__What this task involves__:
Repeat each entry in the data, exactly.

__Element data from apps and pages__:
Content starts

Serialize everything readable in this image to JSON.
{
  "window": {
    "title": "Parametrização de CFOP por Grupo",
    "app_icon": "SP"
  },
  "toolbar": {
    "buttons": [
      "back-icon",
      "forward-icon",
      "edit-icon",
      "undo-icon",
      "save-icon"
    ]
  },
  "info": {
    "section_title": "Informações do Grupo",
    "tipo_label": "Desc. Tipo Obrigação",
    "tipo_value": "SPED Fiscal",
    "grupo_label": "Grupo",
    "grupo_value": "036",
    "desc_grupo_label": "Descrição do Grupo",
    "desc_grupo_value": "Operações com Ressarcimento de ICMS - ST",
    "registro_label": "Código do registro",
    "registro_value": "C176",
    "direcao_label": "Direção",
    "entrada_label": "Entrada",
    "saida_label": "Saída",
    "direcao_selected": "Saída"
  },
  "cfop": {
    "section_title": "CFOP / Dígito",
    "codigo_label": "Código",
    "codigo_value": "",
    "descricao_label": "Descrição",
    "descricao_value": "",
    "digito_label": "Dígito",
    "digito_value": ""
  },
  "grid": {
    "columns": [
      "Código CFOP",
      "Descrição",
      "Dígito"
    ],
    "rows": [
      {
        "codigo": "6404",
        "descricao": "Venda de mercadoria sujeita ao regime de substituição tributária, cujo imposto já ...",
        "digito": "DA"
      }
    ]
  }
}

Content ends

__Task output__:
Serialize everything readable in this image to JSON.
{
  "window": {
    "title": "Parametrização de CFOP por Grupo",
    "app_icon": "SP"
  },
  "toolbar": {
    "buttons": [
      "back-icon",
      "forward-icon",
      "edit-icon",
      "undo-icon",
      "save-icon"
    ]
  },
  "info": {
    "section_title": "Informações do Grupo",
    "tipo_label": "Desc. Tipo Obrigação",
    "tipo_value": "SPED Fiscal",
    "grupo_label": "Grupo",
    "grupo_value": "036",
    "desc_grupo_label": "Descrição do Grupo",
    "desc_grupo_value": "Operações com Ressarcimento de ICMS - ST",
    "registro_label": "Código do registro",
    "registro_value": "C176",
    "direcao_label": "Direção",
    "entrada_label": "Entrada",
    "saida_label": "Saída",
    "direcao_selected": "Saída"
  },
  "cfop": {
    "section_title": "CFOP / Dígito",
    "codigo_label": "Código",
    "codigo_value": "",
    "descricao_label": "Descrição",
    "descricao_value": "",
    "digito_label": "Dígito",
    "digito_value": ""
  },
  "grid": {
    "columns": [
      "Código CFOP",
      "Descrição",
      "Dígito"
    ],
    "rows": [
      {
        "codigo": "6404",
        "descricao": "Venda de mercadoria sujeita ao regime de substituição tributária, cujo imposto já ...",
        "digito": "DA"
      }
    ]
  }
}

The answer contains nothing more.